Perhaps you have noticed that persons who are very religious often tend to look down on others. The Bible furnishes an unusual example of this at Isaiah 65:2-5:
“I have spread out my hands all day long to a stubborn people, those who are walking in the way that is not good, after their thoughts; the people made up of those offending me right to my face constantly, sacrificing in the gardens and making sacrificial smoke upon the bricks, seating themselves among the burial places, who also pass the night even in the watch huts, eating the flesh of the pig, even the broth of foul things being in their vessels; those who are saying, ‘Keep close to yourself. Do not approach me, for I shall certainly convey holiness to you.’”
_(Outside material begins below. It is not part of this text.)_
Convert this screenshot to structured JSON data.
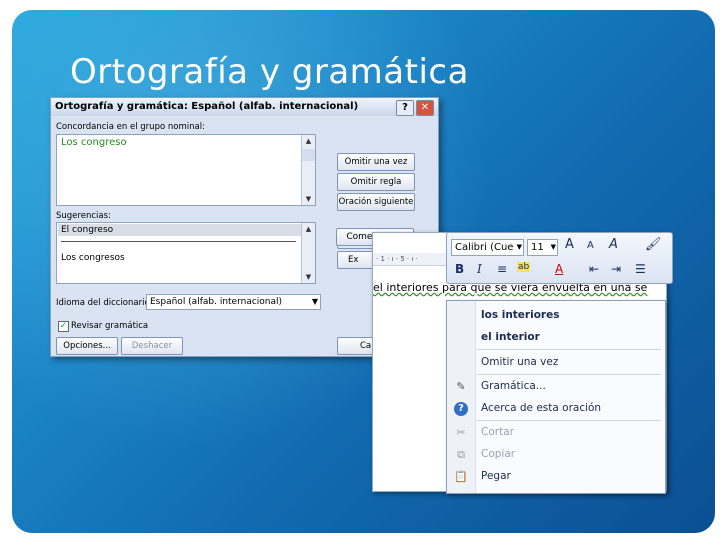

According to The Modern Language Bible, those Israelites would say: “Keep your distance, come not near me, for I am holier than you.” Just think of it. They were engaging in false, idolatrous worship. They would sit among burial places, which in itself would make them unclean. (Num. 19:14-16) Their purpose in doing so likely was to communicate with the dead—something that God viewed as detestable. (Deut. 18:10-12; Isa. 8:19-22) Moreover, they were eating swine’s flesh, another thing directly contrary to the written law of God then in force. (Deut. 14:7, 8) Nevertheless, their religious activities made them feel “holier” than others, so much so that they wished fellow Israelites to keep their distance so as not to contract sanctity. According to the Bible, even persons who practice true worship can fall prey to self-righteousness and a negative viewpoint of others.—1 Cor. 4:6.
NOT FINDING FAULT
Do you recognize in yourself a tendency to be overly critical of others? What can aid you to overcome that inclination? First of all, bear in mind that you, too, have many faults. “You are inexcusable, O man, whoever you are, if you judge,” declared the apostle Paul, “for in the thing in which you judge another, you condemn yourself, inasmuch as you that judge practice the same things.”—Rom. 2:1.
On the positive side, a perfect example of dealing with the faults of others is set by God himself. “Jehovah is merciful and gracious,” writes the psalmist, “slow to anger and abundant in loving-kindness. He will not for all time keep finding fault, neither will he to time indefinite keep resentful. He has not done to us even according to our sins; nor according to our errors has he brought upon us what we deserve.”—Ps. 103:8-10; compare Luke 17:3, 4.
The Scriptures encourage Christians to imitate Jehovah God’s merciful attitude. “Continue putting up with one another and forgiving one another freely if anyone has a cause for complaint against another.” (Col. 3:13) Note that forgiveness is to be shown even when there is legitimate “cause for complaint.” Indicating the importance of forgiving the faults of others, Jesus stated: “If you forgive men their trespasses, your heavenly Father will also forgive you; whereas if you do not forgive men their trespasses, neither will your Father forgive your trespasses.”—Matt. 6:14, 15.
Since the entire human family inherits sin, all have many faults. But thinking and speaking about the faults of others result only in injured relations with both Jehovah God and one’s fellowman. Rather than imitating God, the person who habitually finds fault with others reflects the spirit of the one whom God’s Word calls “the accuser,” Satan the Devil. (Rev. 12:10) Hence, the next time your conversation centers upon other persons, be determined not to give away a fault.
“But the end of all things has drawn close. Be sound in mind, therefore, and be vigilant with a view to prayers. Above all things, have intense love for one another, because love covers a multitude of sins.”—1 Pet. 4:7, 8.